(WORK ORDER): Take each line of the material that includes "dlhšie" and copy it.
*** Begin section ***
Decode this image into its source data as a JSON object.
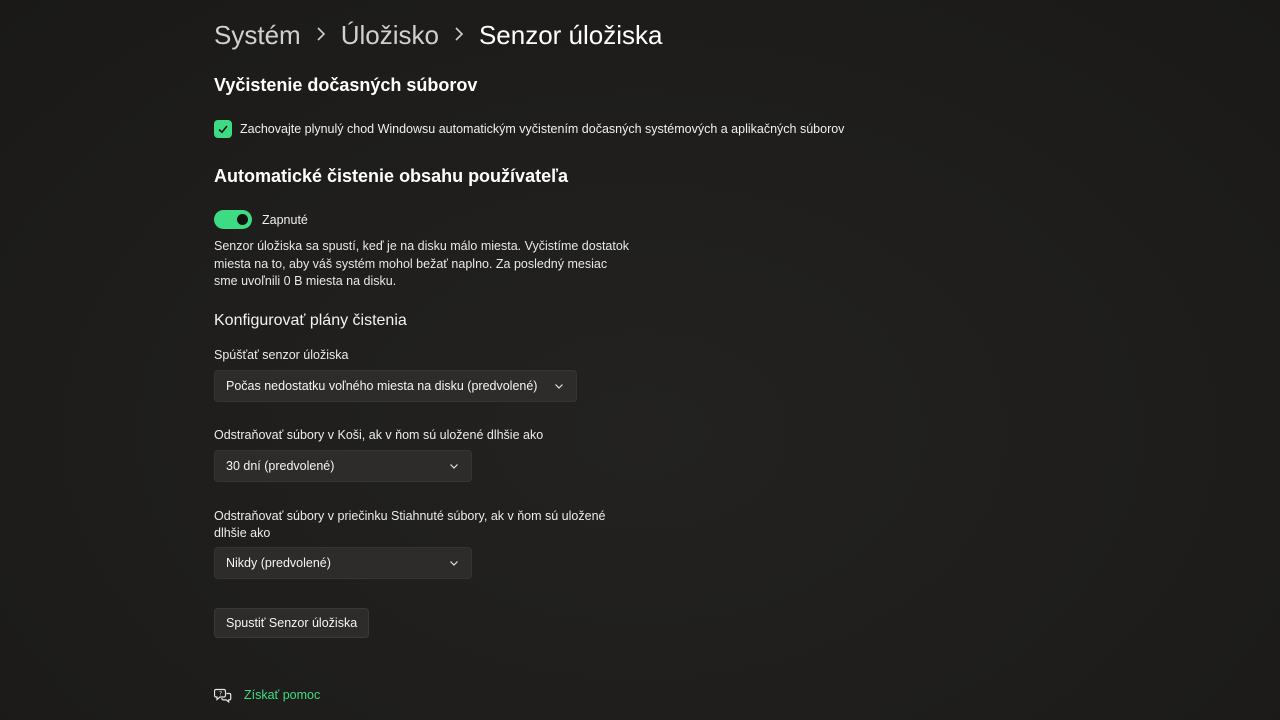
{
  "breadcrumb": {
    "items": [
      "Systém",
      "Úložisko",
      "Senzor úložiska"
    ],
    "separator_icon": "chevron-right-icon"
  },
  "temp_cleanup": {
    "heading": "Vyčistenie dočasných súborov",
    "checkbox_label": "Zachovajte plynulý chod Windowsu automatickým vyčistením dočasných systémových a aplikačných súborov",
    "checked": true
  },
  "auto_cleanup": {
    "heading": "Automatické čistenie obsahu používateľa",
    "toggle_label": "Zapnuté",
    "toggle_on": true,
    "description": "Senzor úložiska sa spustí, keď je na disku málo miesta. Vyčistíme dostatok miesta na to, aby váš systém mohol bežať naplno. Za posledný mesiac sme uvoľnili 0 B miesta na disku."
  },
  "schedules": {
    "heading": "Konfigurovať plány čistenia",
    "run_label": "Spúšťať senzor úložiska",
    "run_value": "Počas nedostatku voľného miesta na disku (predvolené)",
    "recycle_label": "Odstraňovať súbory v Koši, ak v ňom sú uložené dlhšie ako",
    "recycle_value": "30 dní (predvolené)",
    "downloads_label": "Odstraňovať súbory v priečinku Stiahnuté súbory, ak v ňom sú uložené dlhšie ako",
    "downloads_value": "Nikdy (predvolené)"
  },
  "actions": {
    "run_now_label": "Spustiť Senzor úložiska"
  },
  "help": {
    "label": "Získať pomoc",
    "icon": "help-chat-icon"
  },
  "colors": {
    "accent": "#3ddc84",
    "background": "#1f1e1c",
    "control": "#2d2c2a"
  }
}
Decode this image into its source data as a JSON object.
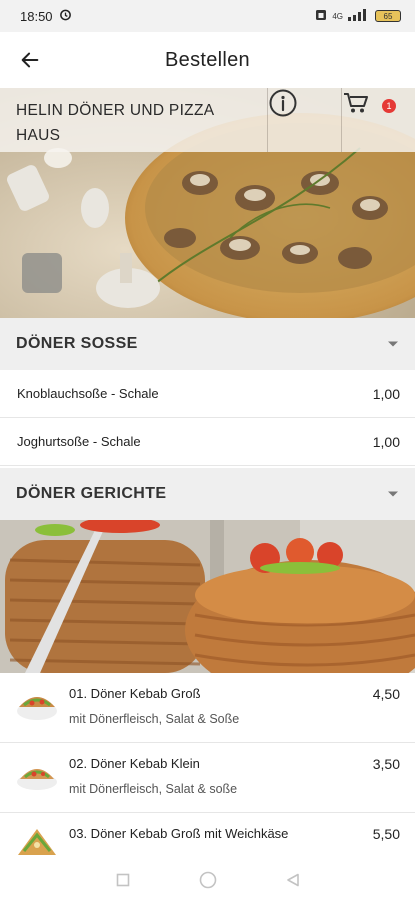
{
  "status_bar": {
    "time": "18:50",
    "network": "4G",
    "battery": "65"
  },
  "app_bar": {
    "title": "Bestellen"
  },
  "shop": {
    "name_line1": "HELIN DÖNER UND PIZZA",
    "name_line2": "HAUS",
    "cart_count": "1"
  },
  "categories": [
    {
      "title": "DÖNER SOSSE",
      "items": [
        {
          "name": "Knoblauchsoße - Schale",
          "price": "1,00"
        },
        {
          "name": "Joghurtsoße - Schale",
          "price": "1,00"
        }
      ]
    },
    {
      "title": "DÖNER GERICHTE",
      "items": [
        {
          "name": "01. Döner Kebab Groß",
          "description": "mit Dönerfleisch, Salat & Soße",
          "price": "4,50"
        },
        {
          "name": "02. Döner Kebab Klein",
          "description": "mit Dönerfleisch, Salat & soße",
          "price": "3,50"
        },
        {
          "name": "03. Döner Kebab Groß mit Weichkäse",
          "price": "5,50"
        }
      ]
    }
  ],
  "colors": {
    "accent_badge": "#e53935",
    "category_bg": "#efefef",
    "status_bg": "#f2f2f2"
  }
}
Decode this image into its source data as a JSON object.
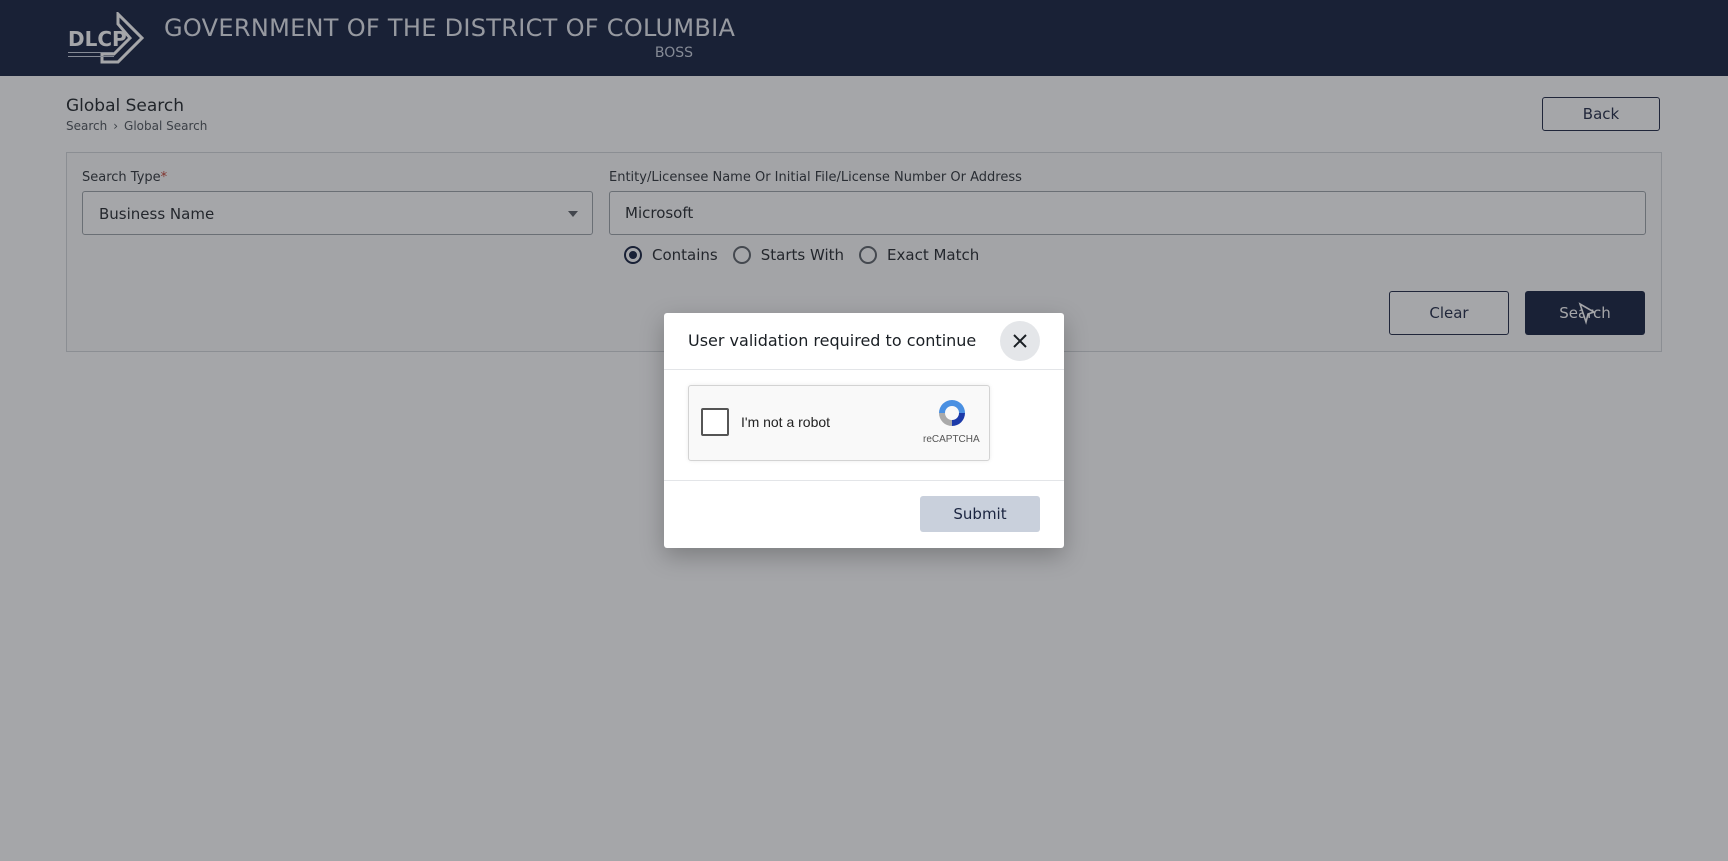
{
  "header": {
    "logo_text": "DLCP",
    "title": "GOVERNMENT OF THE DISTRICT OF COLUMBIA",
    "subtitle": "BOSS"
  },
  "page": {
    "title": "Global Search",
    "breadcrumb": [
      "Search",
      "Global Search"
    ],
    "breadcrumb_separator": "›",
    "back_label": "Back"
  },
  "form": {
    "search_type_label": "Search Type",
    "required_mark": "*",
    "search_type_value": "Business Name",
    "query_label": "Entity/Licensee Name Or Initial File/License Number Or Address",
    "query_value": "Microsoft",
    "match_options": [
      {
        "label": "Contains",
        "selected": true
      },
      {
        "label": "Starts With",
        "selected": false
      },
      {
        "label": "Exact Match",
        "selected": false
      }
    ],
    "clear_label": "Clear",
    "search_label": "Search"
  },
  "modal": {
    "title": "User validation required to continue",
    "captcha_label": "I'm not a robot",
    "captcha_brand": "reCAPTCHA",
    "submit_label": "Submit"
  },
  "colors": {
    "header_bg": "#0f1a3a",
    "primary": "#0f1a3a",
    "submit_bg": "#c9d0dc",
    "required": "#c0392b"
  }
}
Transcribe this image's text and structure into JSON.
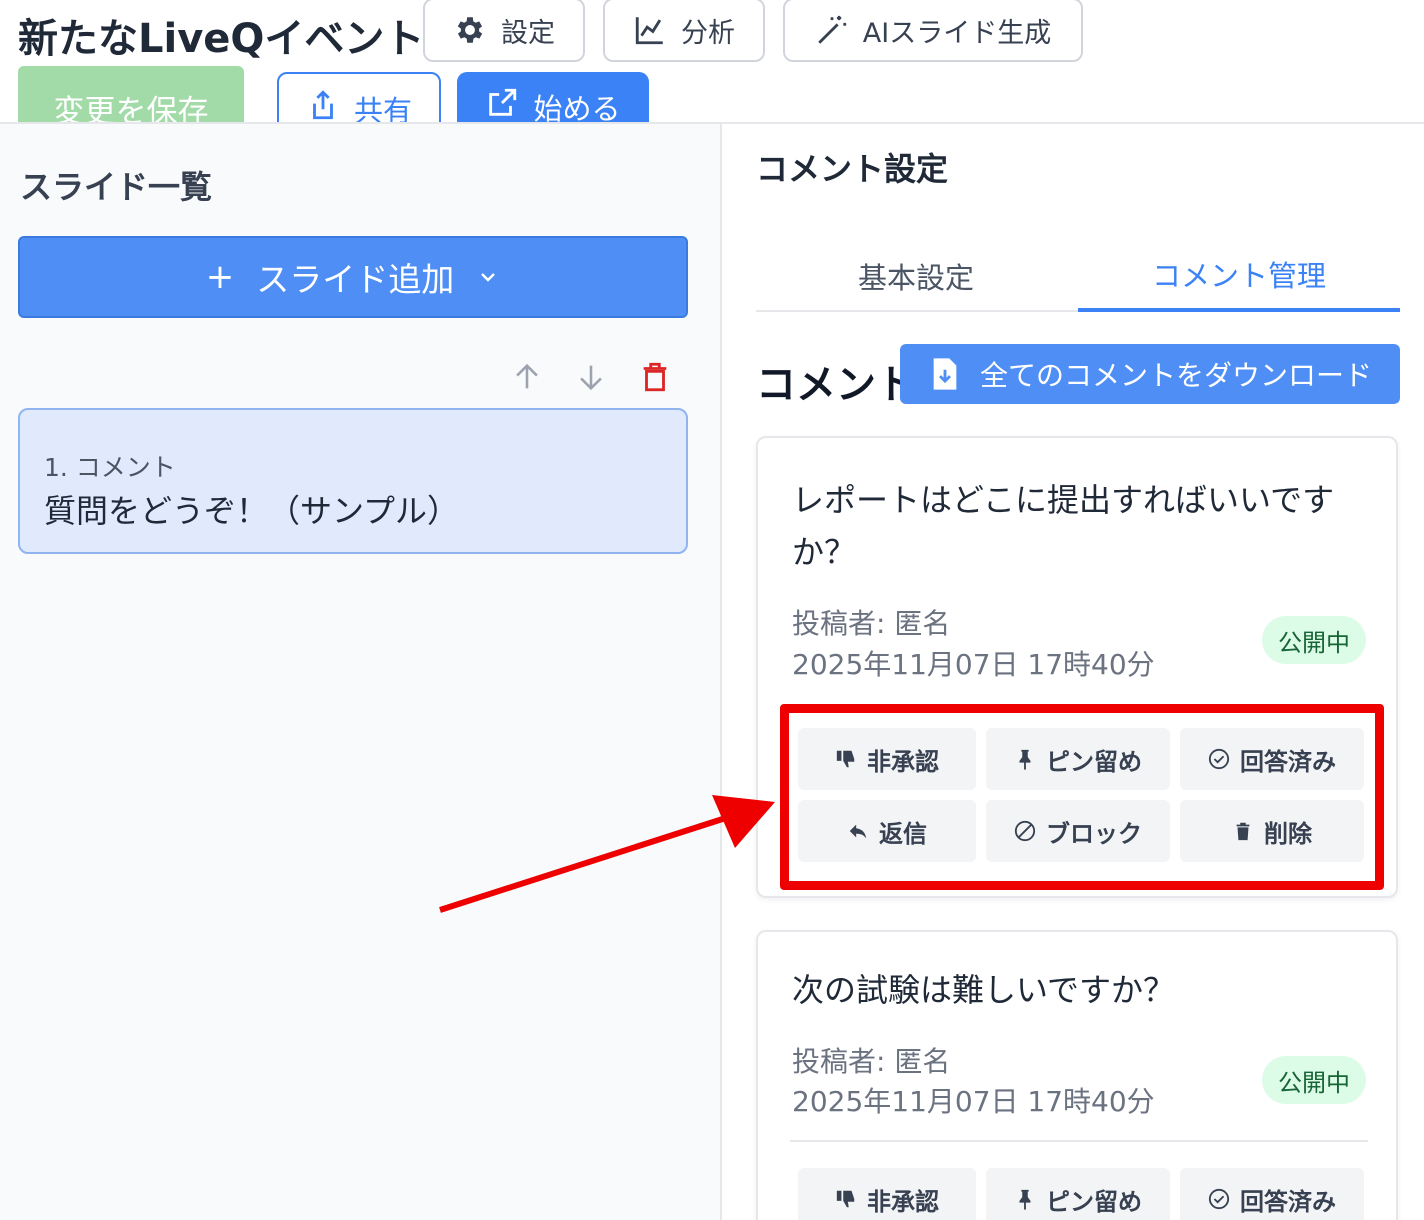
{
  "header": {
    "event_title": "新たなLiveQイベント",
    "settings_label": "設定",
    "analysis_label": "分析",
    "ai_label": "AIスライド生成",
    "save_label": "変更を保存",
    "share_label": "共有",
    "start_label": "始める"
  },
  "left": {
    "title": "スライド一覧",
    "add_slide_label": "スライド追加",
    "slides": [
      {
        "number_label": "1. コメント",
        "text": "質問をどうぞ！（サンプル）"
      }
    ]
  },
  "right": {
    "title": "コメント設定",
    "tabs": [
      {
        "label": "基本設定",
        "active": false
      },
      {
        "label": "コメント管理",
        "active": true
      }
    ],
    "comments_heading": "コメント",
    "download_label": "全てのコメントをダウンロード",
    "comments": [
      {
        "text": "レポートはどこに提出すればいいですか？",
        "author": "投稿者: 匿名",
        "date": "2025年11月07日 17時40分",
        "status": "公開中",
        "actions": {
          "unapprove": "非承認",
          "pin": "ピン留め",
          "answered": "回答済み",
          "reply": "返信",
          "block": "ブロック",
          "delete": "削除"
        }
      },
      {
        "text": "次の試験は難しいですか？",
        "author": "投稿者: 匿名",
        "date": "2025年11月07日 17時40分",
        "status": "公開中",
        "actions": {
          "unapprove": "非承認",
          "pin": "ピン留め",
          "answered": "回答済み"
        }
      }
    ]
  },
  "colors": {
    "primary": "#3b82f6",
    "save_disabled": "#a3dba8",
    "danger": "#dc2626",
    "annotation": "#ee0000",
    "badge_bg": "#dcfce7",
    "badge_text": "#166534"
  }
}
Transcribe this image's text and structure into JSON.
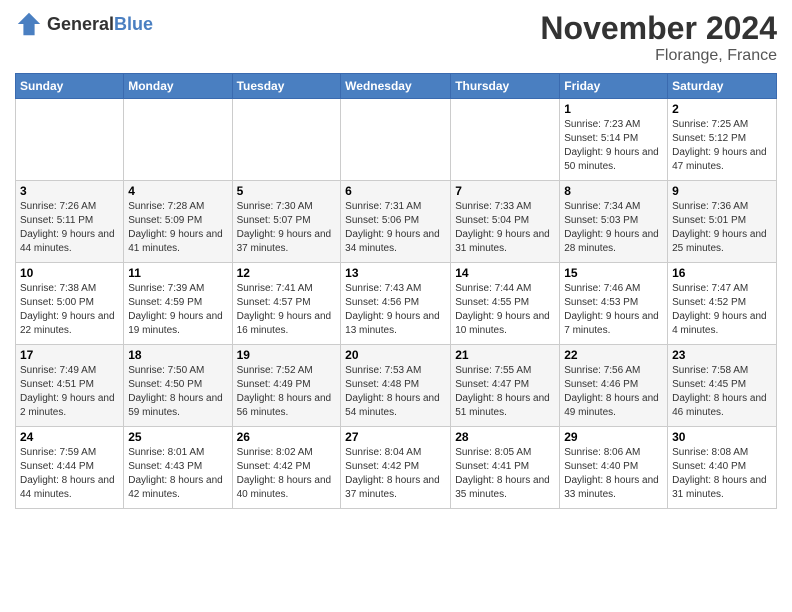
{
  "header": {
    "logo_general": "General",
    "logo_blue": "Blue",
    "month_title": "November 2024",
    "location": "Florange, France"
  },
  "days_of_week": [
    "Sunday",
    "Monday",
    "Tuesday",
    "Wednesday",
    "Thursday",
    "Friday",
    "Saturday"
  ],
  "weeks": [
    {
      "days": [
        {
          "num": "",
          "info": ""
        },
        {
          "num": "",
          "info": ""
        },
        {
          "num": "",
          "info": ""
        },
        {
          "num": "",
          "info": ""
        },
        {
          "num": "",
          "info": ""
        },
        {
          "num": "1",
          "info": "Sunrise: 7:23 AM\nSunset: 5:14 PM\nDaylight: 9 hours and 50 minutes."
        },
        {
          "num": "2",
          "info": "Sunrise: 7:25 AM\nSunset: 5:12 PM\nDaylight: 9 hours and 47 minutes."
        }
      ]
    },
    {
      "days": [
        {
          "num": "3",
          "info": "Sunrise: 7:26 AM\nSunset: 5:11 PM\nDaylight: 9 hours and 44 minutes."
        },
        {
          "num": "4",
          "info": "Sunrise: 7:28 AM\nSunset: 5:09 PM\nDaylight: 9 hours and 41 minutes."
        },
        {
          "num": "5",
          "info": "Sunrise: 7:30 AM\nSunset: 5:07 PM\nDaylight: 9 hours and 37 minutes."
        },
        {
          "num": "6",
          "info": "Sunrise: 7:31 AM\nSunset: 5:06 PM\nDaylight: 9 hours and 34 minutes."
        },
        {
          "num": "7",
          "info": "Sunrise: 7:33 AM\nSunset: 5:04 PM\nDaylight: 9 hours and 31 minutes."
        },
        {
          "num": "8",
          "info": "Sunrise: 7:34 AM\nSunset: 5:03 PM\nDaylight: 9 hours and 28 minutes."
        },
        {
          "num": "9",
          "info": "Sunrise: 7:36 AM\nSunset: 5:01 PM\nDaylight: 9 hours and 25 minutes."
        }
      ]
    },
    {
      "days": [
        {
          "num": "10",
          "info": "Sunrise: 7:38 AM\nSunset: 5:00 PM\nDaylight: 9 hours and 22 minutes."
        },
        {
          "num": "11",
          "info": "Sunrise: 7:39 AM\nSunset: 4:59 PM\nDaylight: 9 hours and 19 minutes."
        },
        {
          "num": "12",
          "info": "Sunrise: 7:41 AM\nSunset: 4:57 PM\nDaylight: 9 hours and 16 minutes."
        },
        {
          "num": "13",
          "info": "Sunrise: 7:43 AM\nSunset: 4:56 PM\nDaylight: 9 hours and 13 minutes."
        },
        {
          "num": "14",
          "info": "Sunrise: 7:44 AM\nSunset: 4:55 PM\nDaylight: 9 hours and 10 minutes."
        },
        {
          "num": "15",
          "info": "Sunrise: 7:46 AM\nSunset: 4:53 PM\nDaylight: 9 hours and 7 minutes."
        },
        {
          "num": "16",
          "info": "Sunrise: 7:47 AM\nSunset: 4:52 PM\nDaylight: 9 hours and 4 minutes."
        }
      ]
    },
    {
      "days": [
        {
          "num": "17",
          "info": "Sunrise: 7:49 AM\nSunset: 4:51 PM\nDaylight: 9 hours and 2 minutes."
        },
        {
          "num": "18",
          "info": "Sunrise: 7:50 AM\nSunset: 4:50 PM\nDaylight: 8 hours and 59 minutes."
        },
        {
          "num": "19",
          "info": "Sunrise: 7:52 AM\nSunset: 4:49 PM\nDaylight: 8 hours and 56 minutes."
        },
        {
          "num": "20",
          "info": "Sunrise: 7:53 AM\nSunset: 4:48 PM\nDaylight: 8 hours and 54 minutes."
        },
        {
          "num": "21",
          "info": "Sunrise: 7:55 AM\nSunset: 4:47 PM\nDaylight: 8 hours and 51 minutes."
        },
        {
          "num": "22",
          "info": "Sunrise: 7:56 AM\nSunset: 4:46 PM\nDaylight: 8 hours and 49 minutes."
        },
        {
          "num": "23",
          "info": "Sunrise: 7:58 AM\nSunset: 4:45 PM\nDaylight: 8 hours and 46 minutes."
        }
      ]
    },
    {
      "days": [
        {
          "num": "24",
          "info": "Sunrise: 7:59 AM\nSunset: 4:44 PM\nDaylight: 8 hours and 44 minutes."
        },
        {
          "num": "25",
          "info": "Sunrise: 8:01 AM\nSunset: 4:43 PM\nDaylight: 8 hours and 42 minutes."
        },
        {
          "num": "26",
          "info": "Sunrise: 8:02 AM\nSunset: 4:42 PM\nDaylight: 8 hours and 40 minutes."
        },
        {
          "num": "27",
          "info": "Sunrise: 8:04 AM\nSunset: 4:42 PM\nDaylight: 8 hours and 37 minutes."
        },
        {
          "num": "28",
          "info": "Sunrise: 8:05 AM\nSunset: 4:41 PM\nDaylight: 8 hours and 35 minutes."
        },
        {
          "num": "29",
          "info": "Sunrise: 8:06 AM\nSunset: 4:40 PM\nDaylight: 8 hours and 33 minutes."
        },
        {
          "num": "30",
          "info": "Sunrise: 8:08 AM\nSunset: 4:40 PM\nDaylight: 8 hours and 31 minutes."
        }
      ]
    }
  ]
}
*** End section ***
(FINISHED TASK):
    "recycle_label": "Odstraňovať súbory v Koši, ak v ňom sú uložené dlhšie ako",
    "downloads_label": "Odstraňovať súbory v priečinku Stiahnuté súbory, ak v ňom sú uložené dlhšie ako",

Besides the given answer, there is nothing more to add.